--- Task data ---

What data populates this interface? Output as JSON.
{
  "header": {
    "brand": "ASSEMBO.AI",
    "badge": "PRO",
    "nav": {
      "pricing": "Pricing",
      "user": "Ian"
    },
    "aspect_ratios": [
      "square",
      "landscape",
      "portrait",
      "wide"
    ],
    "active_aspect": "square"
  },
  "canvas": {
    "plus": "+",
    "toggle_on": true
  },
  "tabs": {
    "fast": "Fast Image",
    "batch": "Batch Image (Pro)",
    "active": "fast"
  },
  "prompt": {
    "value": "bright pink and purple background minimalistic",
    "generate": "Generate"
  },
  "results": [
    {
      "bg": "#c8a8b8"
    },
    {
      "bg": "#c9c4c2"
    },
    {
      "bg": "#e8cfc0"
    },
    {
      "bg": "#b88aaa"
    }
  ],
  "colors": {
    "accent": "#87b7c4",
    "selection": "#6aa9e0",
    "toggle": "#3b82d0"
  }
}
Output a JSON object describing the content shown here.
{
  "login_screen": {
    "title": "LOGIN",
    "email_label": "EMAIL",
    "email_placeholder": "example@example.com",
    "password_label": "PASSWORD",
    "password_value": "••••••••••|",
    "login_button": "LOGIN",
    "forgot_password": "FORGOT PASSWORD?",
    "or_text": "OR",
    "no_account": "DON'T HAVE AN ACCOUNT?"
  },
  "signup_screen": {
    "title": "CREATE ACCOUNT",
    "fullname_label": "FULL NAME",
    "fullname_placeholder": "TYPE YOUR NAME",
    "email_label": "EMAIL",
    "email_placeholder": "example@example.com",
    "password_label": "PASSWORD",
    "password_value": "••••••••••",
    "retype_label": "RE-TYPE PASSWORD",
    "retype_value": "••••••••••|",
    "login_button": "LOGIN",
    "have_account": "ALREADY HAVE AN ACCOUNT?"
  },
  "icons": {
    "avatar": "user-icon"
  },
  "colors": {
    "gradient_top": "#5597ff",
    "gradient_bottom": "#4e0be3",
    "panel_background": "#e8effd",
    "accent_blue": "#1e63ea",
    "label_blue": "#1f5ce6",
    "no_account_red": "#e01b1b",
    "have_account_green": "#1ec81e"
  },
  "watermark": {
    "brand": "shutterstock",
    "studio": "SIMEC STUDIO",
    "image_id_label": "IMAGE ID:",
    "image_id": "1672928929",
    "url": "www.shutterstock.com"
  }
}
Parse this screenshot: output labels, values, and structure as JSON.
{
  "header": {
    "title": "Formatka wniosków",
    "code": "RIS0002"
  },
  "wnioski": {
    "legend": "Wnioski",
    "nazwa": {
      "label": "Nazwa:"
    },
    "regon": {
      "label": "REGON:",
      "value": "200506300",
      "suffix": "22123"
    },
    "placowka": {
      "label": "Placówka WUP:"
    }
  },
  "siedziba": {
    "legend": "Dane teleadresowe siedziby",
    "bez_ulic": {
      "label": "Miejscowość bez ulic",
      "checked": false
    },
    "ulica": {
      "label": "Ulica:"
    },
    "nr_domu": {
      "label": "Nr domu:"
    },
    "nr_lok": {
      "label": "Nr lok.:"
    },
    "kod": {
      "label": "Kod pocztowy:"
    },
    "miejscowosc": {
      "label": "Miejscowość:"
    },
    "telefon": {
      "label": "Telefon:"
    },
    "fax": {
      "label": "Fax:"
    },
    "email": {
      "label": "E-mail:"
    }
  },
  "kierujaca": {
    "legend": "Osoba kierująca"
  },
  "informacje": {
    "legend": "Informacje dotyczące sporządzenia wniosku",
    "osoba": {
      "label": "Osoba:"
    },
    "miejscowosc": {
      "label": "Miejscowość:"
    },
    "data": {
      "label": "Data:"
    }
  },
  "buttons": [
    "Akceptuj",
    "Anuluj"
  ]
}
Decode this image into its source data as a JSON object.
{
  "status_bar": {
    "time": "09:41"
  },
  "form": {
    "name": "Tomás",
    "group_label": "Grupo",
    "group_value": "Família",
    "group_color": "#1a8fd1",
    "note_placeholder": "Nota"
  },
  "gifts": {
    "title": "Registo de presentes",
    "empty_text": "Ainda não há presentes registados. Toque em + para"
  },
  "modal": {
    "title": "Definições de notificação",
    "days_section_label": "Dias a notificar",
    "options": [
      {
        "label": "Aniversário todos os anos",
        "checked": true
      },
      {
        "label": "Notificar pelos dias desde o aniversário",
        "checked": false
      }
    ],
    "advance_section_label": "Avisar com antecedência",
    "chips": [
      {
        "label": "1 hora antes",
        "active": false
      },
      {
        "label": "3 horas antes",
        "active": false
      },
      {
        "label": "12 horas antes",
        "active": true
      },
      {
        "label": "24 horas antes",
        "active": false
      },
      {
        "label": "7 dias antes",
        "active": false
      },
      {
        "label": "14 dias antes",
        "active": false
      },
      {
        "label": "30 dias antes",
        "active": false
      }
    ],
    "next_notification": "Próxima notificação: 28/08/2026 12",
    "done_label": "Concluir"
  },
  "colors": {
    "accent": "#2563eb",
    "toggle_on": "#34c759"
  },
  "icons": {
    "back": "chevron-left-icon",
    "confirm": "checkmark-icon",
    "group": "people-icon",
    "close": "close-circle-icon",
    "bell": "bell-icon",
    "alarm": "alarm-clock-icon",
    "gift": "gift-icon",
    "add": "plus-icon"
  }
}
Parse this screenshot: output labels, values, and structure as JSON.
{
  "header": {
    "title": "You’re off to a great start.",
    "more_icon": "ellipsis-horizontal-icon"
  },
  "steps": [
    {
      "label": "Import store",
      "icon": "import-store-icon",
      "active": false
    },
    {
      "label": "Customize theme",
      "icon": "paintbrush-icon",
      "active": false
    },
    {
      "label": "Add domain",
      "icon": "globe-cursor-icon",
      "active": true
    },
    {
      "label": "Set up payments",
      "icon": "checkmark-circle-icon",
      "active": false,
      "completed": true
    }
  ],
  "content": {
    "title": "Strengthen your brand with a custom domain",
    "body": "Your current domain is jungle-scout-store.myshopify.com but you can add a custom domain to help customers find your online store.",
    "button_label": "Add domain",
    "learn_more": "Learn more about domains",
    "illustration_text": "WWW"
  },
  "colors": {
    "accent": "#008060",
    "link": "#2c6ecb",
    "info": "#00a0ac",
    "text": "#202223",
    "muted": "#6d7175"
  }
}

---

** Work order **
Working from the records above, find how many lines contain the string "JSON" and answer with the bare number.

** Response **
5